If you look at it from a hardware perspective, what texture combiners provide is a two-opcode assembly language. The available registers for the language are two vertex colors, a single uniform color, the current opcode's texture color, and a zero register. There is also a single temporary register to hold the output from the first opcode.
Graphics programmers, by this point, had gotten used to multipass-based algorithms. After all, until TNT, that was the only way to apply multiple textures to a single surface. And even with TNT, it had a pretty confining limit of two textures and two opcodes.
This was powerful, but quite limited. Two opcodes really was not enough.
The TNT cards also provided something else: 32-bit framebuffers and depth buffers. While the Voodoo cards used high-precision math internally, they still wrote to 16-bit framebuffers, using a technique called dithering to make them look like higher precision. But dithering was nothing compared to actual high precision framebuffers. And it did nothing for the depth buffer artifacts that a 16-bit depth buffer gave you.

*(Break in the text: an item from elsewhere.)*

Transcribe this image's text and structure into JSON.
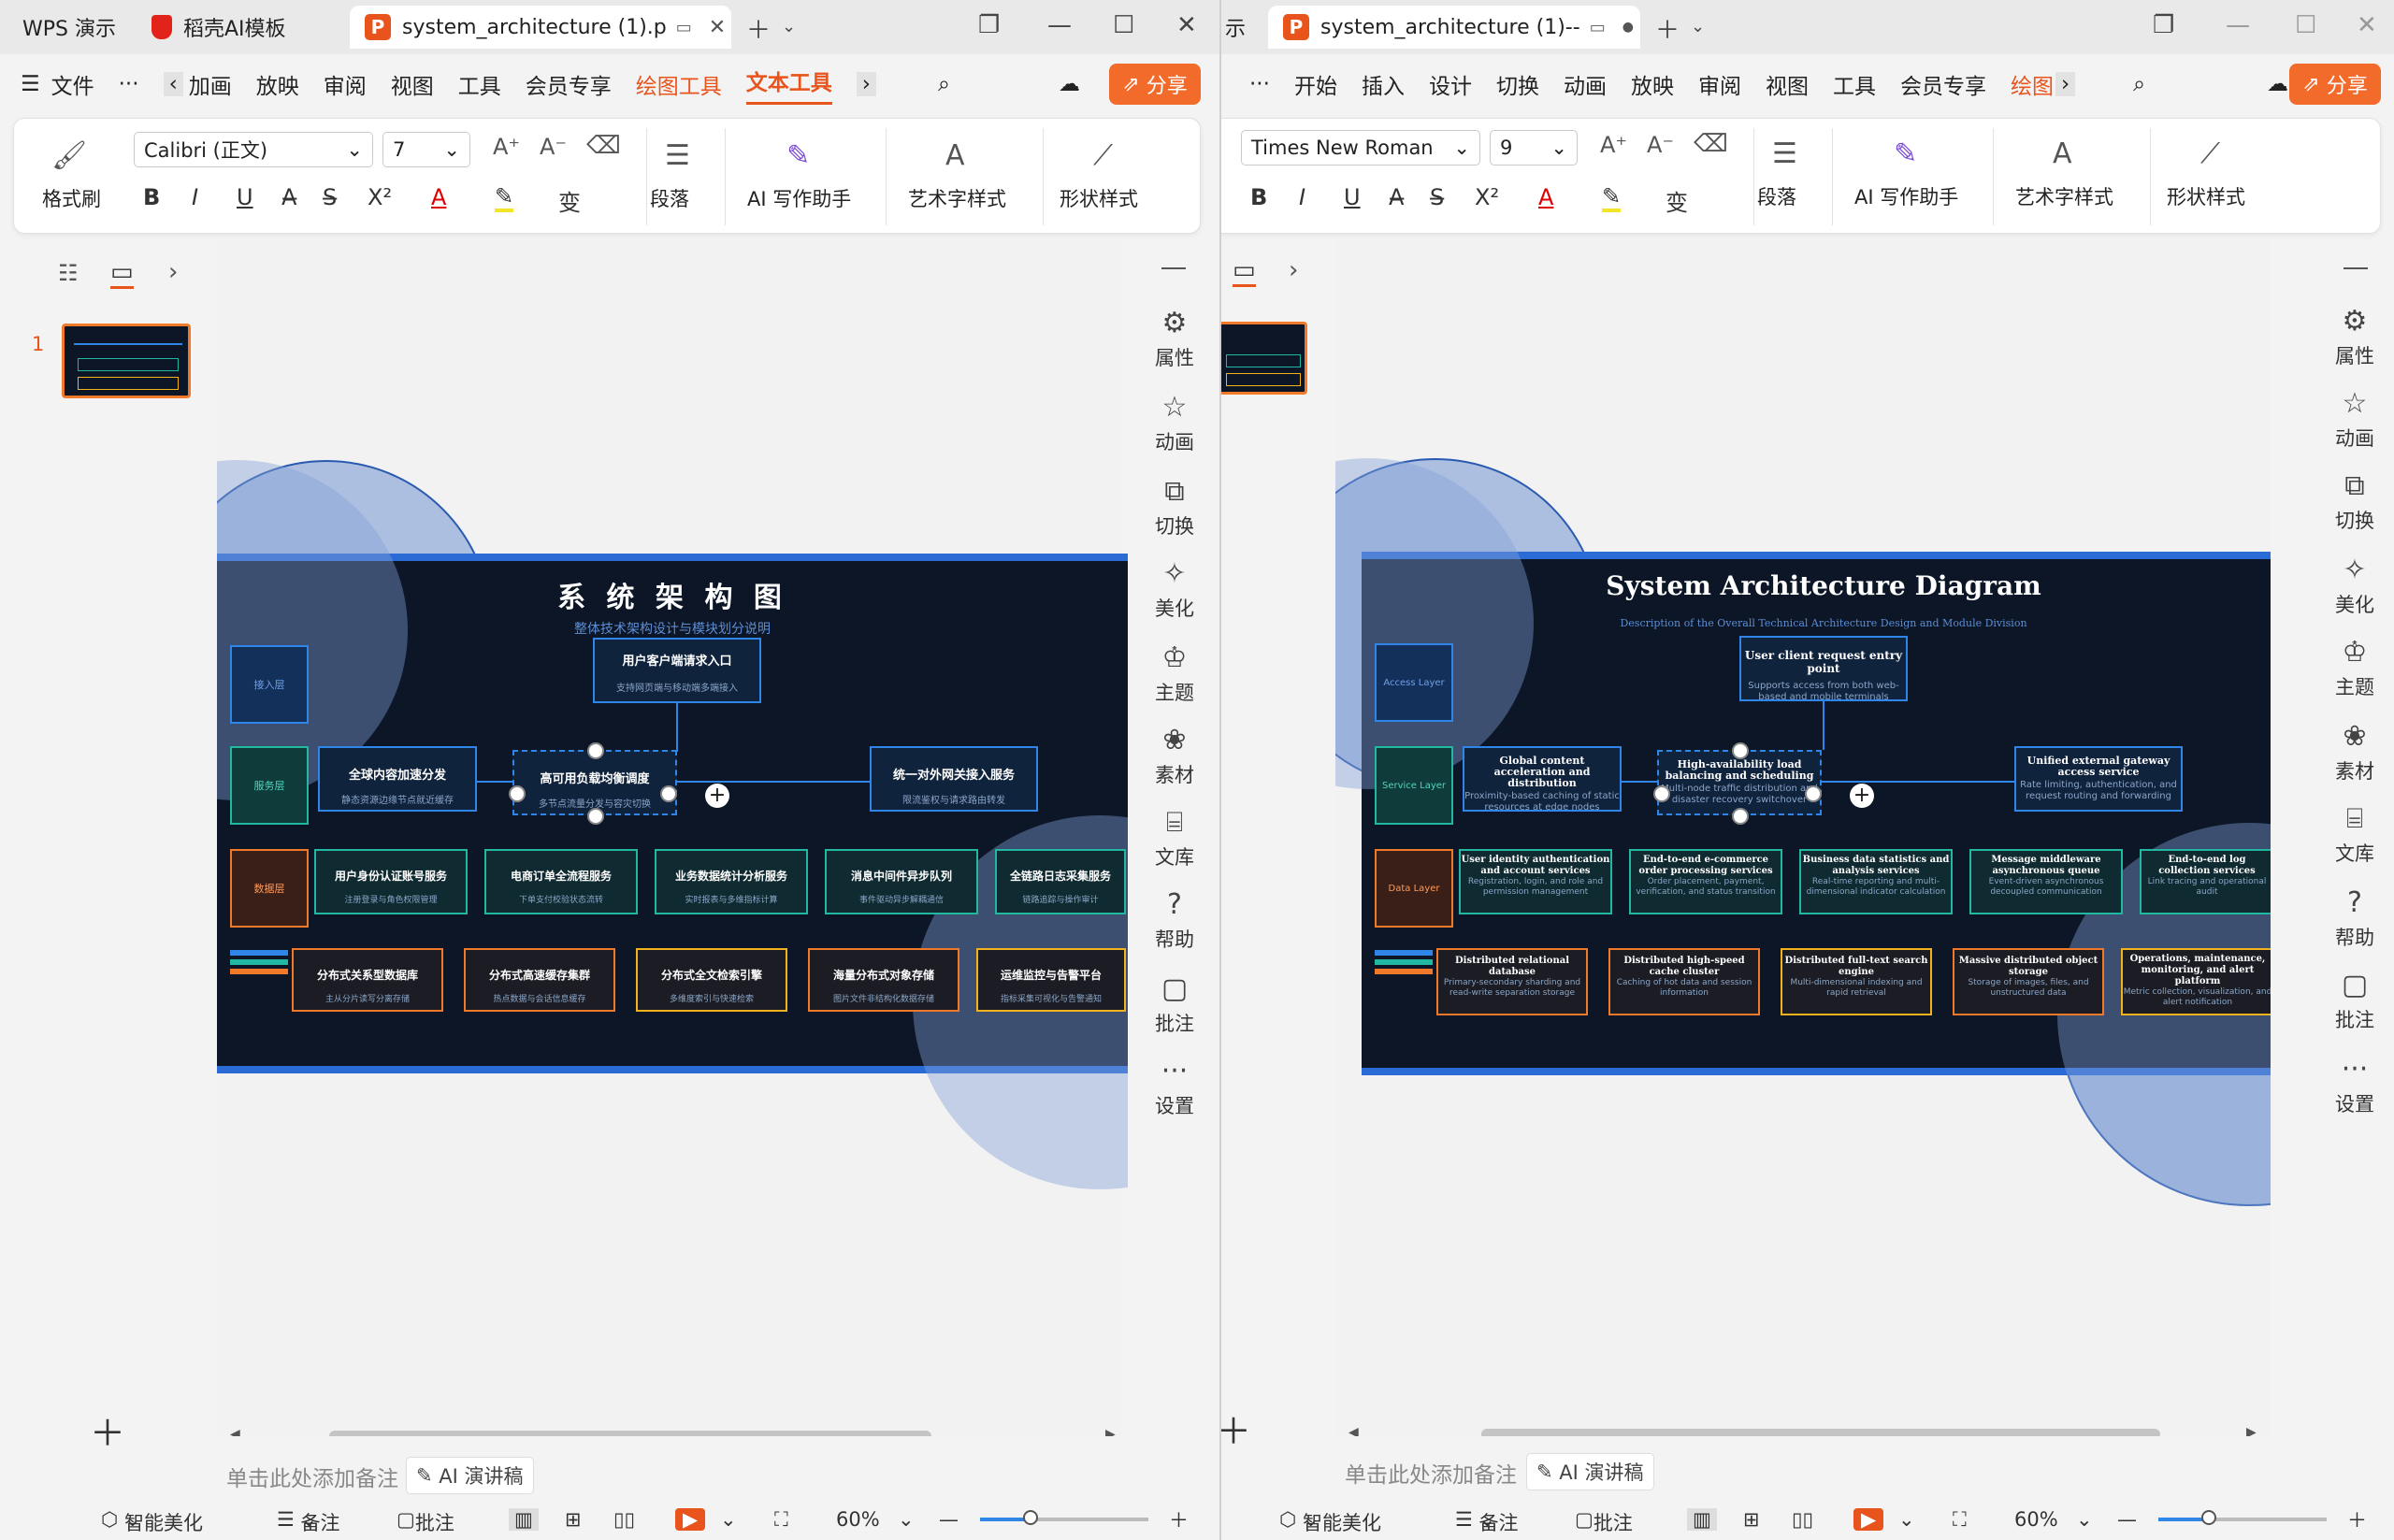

While the original TNT could do 32-bit, it lacked the memory and overall performance to really show it off. That had to wait for the TNT2. Combined with product delays and some poor strategic moves by 3Dfx, NVIDIA became one of the dominant players in the consumer PC graphics card market. And that was cemented by their next card, which had real power behind it.